Element data from apps and pages

=-=-=

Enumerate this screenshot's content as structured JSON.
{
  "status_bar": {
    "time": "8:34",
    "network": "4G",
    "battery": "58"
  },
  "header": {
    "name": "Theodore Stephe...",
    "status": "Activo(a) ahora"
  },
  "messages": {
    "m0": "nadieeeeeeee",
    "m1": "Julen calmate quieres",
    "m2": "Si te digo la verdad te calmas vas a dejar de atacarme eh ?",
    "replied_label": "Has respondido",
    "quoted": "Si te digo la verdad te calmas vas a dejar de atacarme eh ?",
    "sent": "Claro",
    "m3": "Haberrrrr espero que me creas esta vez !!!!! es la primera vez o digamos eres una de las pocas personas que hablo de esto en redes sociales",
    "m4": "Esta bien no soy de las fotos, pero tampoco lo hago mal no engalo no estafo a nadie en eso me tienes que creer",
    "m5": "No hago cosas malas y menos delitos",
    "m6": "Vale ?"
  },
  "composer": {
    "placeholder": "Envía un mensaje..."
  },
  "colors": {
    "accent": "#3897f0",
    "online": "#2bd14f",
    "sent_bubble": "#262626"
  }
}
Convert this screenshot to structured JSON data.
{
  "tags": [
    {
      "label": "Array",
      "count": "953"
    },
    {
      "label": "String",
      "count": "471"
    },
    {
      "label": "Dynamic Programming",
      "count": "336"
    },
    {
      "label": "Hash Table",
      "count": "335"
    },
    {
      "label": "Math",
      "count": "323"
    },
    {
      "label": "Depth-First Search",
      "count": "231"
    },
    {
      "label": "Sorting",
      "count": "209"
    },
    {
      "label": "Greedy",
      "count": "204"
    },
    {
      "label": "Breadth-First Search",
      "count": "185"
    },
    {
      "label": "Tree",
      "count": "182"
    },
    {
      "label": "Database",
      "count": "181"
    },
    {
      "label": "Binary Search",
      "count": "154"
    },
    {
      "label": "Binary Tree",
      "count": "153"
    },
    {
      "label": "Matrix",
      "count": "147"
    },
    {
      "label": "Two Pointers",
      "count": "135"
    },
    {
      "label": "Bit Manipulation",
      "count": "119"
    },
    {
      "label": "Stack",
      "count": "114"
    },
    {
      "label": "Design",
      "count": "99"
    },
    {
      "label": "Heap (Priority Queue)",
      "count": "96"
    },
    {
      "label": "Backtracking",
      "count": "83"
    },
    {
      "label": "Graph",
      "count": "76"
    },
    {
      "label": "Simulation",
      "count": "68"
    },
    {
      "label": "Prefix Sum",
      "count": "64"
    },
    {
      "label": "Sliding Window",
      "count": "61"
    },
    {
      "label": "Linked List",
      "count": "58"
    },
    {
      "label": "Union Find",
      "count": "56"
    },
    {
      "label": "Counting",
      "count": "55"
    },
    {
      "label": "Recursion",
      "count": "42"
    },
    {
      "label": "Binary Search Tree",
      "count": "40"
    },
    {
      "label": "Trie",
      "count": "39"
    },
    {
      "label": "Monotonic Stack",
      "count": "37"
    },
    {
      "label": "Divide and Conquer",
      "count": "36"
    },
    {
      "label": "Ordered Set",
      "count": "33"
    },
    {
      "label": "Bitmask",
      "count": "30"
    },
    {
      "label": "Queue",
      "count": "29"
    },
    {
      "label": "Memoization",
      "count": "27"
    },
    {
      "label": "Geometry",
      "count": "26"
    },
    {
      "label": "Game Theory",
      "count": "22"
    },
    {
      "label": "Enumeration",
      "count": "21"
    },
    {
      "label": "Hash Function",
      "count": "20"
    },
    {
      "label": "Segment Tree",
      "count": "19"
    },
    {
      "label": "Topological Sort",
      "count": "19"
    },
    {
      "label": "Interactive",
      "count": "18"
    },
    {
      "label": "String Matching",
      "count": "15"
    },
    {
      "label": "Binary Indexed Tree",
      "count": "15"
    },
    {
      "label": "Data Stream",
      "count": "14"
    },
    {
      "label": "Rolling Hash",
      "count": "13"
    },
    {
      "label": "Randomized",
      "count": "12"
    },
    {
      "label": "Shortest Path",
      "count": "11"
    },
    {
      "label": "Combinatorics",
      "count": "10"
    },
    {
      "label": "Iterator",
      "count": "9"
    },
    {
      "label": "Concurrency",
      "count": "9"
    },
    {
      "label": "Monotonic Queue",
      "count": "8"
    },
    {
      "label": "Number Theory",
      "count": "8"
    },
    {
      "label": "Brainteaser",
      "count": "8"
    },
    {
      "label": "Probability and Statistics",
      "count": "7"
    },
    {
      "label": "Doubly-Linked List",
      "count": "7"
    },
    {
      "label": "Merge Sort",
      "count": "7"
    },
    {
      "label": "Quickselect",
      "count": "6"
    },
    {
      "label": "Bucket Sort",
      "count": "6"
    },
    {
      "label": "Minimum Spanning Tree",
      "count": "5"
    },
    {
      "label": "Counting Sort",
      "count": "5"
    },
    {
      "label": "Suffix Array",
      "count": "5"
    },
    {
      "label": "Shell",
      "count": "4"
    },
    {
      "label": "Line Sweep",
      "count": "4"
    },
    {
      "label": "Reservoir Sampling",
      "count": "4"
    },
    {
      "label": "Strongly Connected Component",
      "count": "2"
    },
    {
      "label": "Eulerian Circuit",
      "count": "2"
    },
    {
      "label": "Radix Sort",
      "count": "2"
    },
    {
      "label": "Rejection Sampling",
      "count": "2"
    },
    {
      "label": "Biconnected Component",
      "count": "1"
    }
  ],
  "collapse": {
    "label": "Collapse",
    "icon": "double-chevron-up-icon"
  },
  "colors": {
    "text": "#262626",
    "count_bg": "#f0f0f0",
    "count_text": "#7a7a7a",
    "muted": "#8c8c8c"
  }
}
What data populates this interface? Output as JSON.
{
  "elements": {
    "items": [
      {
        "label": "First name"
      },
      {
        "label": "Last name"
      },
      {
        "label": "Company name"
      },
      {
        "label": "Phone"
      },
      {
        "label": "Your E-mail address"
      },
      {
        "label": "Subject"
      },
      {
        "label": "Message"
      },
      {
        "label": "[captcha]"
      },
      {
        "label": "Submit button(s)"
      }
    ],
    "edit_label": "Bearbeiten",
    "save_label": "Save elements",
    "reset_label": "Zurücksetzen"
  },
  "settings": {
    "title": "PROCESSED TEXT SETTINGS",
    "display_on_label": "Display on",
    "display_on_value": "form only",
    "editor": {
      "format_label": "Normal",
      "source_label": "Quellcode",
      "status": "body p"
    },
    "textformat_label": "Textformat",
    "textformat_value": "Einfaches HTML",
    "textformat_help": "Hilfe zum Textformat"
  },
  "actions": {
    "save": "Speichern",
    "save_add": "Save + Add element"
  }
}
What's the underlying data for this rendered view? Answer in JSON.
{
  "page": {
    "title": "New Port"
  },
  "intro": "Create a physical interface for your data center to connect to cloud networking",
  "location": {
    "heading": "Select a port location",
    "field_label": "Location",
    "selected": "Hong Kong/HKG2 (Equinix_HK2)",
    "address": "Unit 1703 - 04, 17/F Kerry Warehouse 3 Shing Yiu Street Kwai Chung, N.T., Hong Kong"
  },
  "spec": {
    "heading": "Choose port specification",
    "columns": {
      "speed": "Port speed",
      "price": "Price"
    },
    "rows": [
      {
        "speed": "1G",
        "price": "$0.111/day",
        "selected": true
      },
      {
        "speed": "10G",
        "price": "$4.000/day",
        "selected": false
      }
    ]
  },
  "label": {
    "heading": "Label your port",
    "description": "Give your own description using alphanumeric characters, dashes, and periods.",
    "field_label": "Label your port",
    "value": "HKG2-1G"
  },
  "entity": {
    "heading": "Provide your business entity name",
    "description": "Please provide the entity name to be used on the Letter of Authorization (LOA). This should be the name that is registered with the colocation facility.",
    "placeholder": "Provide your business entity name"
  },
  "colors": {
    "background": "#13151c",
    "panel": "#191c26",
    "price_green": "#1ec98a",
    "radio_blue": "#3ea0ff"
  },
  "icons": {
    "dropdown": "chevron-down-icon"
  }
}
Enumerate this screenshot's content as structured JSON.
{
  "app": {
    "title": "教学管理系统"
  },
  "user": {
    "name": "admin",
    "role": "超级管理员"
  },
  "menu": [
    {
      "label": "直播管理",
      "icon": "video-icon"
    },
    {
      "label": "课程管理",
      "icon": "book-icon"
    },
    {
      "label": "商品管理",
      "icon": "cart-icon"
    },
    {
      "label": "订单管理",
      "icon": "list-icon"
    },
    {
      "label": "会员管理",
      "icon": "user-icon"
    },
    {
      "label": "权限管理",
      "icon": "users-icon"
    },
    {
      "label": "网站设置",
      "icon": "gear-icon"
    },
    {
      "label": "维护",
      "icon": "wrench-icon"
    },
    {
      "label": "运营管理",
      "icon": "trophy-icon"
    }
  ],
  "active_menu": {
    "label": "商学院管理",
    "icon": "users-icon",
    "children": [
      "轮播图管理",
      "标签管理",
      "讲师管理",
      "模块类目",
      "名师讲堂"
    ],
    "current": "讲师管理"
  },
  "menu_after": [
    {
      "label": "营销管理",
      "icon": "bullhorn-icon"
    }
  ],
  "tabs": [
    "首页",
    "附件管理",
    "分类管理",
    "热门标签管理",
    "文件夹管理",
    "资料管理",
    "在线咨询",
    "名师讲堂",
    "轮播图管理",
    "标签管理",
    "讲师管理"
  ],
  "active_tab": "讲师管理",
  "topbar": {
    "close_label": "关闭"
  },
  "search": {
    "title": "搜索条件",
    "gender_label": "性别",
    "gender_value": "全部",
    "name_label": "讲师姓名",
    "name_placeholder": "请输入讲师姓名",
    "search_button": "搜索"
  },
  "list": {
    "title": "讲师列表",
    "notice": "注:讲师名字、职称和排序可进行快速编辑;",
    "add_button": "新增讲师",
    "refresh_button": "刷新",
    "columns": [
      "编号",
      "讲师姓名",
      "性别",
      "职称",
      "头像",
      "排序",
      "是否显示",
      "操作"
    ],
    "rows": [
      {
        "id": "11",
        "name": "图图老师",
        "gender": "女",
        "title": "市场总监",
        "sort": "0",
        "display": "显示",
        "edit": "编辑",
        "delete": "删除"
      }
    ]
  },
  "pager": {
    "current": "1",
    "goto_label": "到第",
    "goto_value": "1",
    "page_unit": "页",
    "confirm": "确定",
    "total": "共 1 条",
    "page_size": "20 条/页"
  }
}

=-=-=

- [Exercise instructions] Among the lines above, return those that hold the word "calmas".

- [Expected answer]
    "m2": "Si te digo la verdad te calmas vas a dejar de atacarme eh ?",
    "quoted": "Si te digo la verdad te calmas vas a dejar de atacarme eh ?",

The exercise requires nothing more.